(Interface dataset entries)

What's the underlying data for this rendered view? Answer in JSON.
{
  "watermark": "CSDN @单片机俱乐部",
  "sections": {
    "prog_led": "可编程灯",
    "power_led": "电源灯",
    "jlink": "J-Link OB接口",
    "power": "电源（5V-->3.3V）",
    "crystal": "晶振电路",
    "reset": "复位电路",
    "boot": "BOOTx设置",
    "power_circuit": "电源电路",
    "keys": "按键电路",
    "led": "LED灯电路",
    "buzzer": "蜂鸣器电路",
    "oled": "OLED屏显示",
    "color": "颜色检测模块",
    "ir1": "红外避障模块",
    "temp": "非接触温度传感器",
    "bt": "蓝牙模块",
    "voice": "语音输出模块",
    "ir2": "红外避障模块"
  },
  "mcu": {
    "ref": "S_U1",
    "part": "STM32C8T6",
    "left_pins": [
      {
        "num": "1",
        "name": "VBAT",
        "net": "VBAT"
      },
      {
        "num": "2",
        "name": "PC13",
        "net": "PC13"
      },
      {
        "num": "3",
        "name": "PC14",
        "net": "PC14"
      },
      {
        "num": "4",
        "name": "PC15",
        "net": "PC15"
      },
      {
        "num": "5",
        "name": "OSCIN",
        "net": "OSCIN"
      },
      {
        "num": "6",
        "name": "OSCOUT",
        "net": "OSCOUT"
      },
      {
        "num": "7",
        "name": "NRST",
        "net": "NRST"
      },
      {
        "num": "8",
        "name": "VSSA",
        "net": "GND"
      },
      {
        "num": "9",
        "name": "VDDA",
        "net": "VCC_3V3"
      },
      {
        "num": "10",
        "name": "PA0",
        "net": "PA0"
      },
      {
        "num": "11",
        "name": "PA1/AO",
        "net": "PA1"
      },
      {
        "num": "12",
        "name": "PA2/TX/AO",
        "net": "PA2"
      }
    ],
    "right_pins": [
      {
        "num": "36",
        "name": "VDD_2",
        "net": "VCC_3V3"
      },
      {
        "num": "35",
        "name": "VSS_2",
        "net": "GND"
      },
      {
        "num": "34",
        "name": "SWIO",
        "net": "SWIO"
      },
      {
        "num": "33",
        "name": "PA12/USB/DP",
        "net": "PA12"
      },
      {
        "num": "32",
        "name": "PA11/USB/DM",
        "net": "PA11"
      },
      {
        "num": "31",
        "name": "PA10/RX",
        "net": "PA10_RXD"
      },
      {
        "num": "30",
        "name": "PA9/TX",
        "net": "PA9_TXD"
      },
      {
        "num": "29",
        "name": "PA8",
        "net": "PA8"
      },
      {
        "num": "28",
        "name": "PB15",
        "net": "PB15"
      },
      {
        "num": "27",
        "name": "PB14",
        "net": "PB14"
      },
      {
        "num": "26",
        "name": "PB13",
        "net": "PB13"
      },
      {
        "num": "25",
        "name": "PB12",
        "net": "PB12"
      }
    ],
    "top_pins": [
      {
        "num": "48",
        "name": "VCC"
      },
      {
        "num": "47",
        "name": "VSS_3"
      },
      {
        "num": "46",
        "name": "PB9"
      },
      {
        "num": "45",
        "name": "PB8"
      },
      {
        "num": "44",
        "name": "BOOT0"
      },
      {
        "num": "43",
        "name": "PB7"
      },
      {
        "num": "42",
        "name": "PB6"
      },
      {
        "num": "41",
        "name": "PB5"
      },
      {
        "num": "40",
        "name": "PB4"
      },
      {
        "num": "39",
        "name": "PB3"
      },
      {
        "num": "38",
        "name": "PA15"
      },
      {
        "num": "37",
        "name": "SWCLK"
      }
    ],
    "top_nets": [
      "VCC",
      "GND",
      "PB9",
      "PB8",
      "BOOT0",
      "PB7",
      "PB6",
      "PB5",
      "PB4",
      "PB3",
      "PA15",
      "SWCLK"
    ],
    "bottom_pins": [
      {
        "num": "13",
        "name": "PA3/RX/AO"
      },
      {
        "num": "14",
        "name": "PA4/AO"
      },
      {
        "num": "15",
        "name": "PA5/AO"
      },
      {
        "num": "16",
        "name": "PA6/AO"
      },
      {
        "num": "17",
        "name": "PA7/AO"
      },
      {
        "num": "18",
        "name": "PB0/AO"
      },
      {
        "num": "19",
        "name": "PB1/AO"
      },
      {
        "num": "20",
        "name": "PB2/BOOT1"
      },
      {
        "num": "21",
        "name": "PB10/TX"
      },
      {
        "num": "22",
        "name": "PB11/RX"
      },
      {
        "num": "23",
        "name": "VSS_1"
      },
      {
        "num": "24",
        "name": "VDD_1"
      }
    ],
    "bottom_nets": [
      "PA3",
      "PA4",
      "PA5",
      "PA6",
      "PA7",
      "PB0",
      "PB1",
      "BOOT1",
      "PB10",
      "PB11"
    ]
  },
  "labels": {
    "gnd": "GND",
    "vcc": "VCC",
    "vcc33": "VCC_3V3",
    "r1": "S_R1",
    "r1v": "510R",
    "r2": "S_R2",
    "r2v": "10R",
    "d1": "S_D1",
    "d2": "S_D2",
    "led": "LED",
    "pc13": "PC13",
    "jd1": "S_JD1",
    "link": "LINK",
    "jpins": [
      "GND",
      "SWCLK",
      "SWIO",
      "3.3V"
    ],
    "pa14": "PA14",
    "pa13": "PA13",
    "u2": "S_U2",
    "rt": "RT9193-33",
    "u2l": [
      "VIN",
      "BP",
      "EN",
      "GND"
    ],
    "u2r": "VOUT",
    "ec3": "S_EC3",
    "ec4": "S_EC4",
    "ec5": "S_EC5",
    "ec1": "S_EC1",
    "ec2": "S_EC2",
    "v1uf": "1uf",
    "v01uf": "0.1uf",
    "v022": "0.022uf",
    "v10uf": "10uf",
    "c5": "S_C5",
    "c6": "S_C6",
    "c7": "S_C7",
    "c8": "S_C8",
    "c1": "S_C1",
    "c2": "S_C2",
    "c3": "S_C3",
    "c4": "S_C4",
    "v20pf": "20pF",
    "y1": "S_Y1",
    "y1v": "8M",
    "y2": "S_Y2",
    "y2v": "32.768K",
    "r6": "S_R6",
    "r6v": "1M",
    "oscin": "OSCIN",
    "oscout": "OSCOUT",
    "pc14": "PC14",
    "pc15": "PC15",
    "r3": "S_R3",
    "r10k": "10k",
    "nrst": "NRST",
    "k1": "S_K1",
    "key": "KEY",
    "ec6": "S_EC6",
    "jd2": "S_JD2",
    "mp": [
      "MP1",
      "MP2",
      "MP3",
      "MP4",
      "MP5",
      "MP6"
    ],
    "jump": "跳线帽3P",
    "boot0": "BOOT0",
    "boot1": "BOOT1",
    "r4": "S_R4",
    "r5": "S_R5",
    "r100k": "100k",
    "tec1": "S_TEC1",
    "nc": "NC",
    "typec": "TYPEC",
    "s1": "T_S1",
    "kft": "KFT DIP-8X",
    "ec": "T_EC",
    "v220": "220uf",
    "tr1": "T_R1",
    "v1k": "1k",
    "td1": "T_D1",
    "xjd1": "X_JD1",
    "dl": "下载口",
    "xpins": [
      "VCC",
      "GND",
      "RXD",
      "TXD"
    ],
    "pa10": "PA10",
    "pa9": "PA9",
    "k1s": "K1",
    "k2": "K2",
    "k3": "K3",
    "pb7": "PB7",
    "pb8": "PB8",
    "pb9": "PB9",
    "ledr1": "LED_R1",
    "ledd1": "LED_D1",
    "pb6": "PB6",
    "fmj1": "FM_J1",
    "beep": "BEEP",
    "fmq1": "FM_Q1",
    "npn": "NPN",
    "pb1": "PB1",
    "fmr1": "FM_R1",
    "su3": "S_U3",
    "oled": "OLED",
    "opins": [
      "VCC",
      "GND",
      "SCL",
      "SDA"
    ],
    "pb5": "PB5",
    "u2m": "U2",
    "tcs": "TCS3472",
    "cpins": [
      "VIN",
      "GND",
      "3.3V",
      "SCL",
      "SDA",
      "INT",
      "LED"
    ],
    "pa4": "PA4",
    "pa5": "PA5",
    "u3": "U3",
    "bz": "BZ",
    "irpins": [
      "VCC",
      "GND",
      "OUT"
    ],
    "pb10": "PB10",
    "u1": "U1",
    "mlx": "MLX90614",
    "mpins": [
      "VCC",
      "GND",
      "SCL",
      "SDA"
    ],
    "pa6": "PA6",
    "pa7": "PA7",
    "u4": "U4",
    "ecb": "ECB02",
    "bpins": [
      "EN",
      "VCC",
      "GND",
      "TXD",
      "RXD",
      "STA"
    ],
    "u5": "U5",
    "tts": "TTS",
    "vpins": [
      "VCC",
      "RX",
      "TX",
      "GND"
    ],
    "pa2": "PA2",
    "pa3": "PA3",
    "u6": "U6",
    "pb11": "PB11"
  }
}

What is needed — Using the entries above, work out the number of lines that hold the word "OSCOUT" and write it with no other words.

Task solution — 3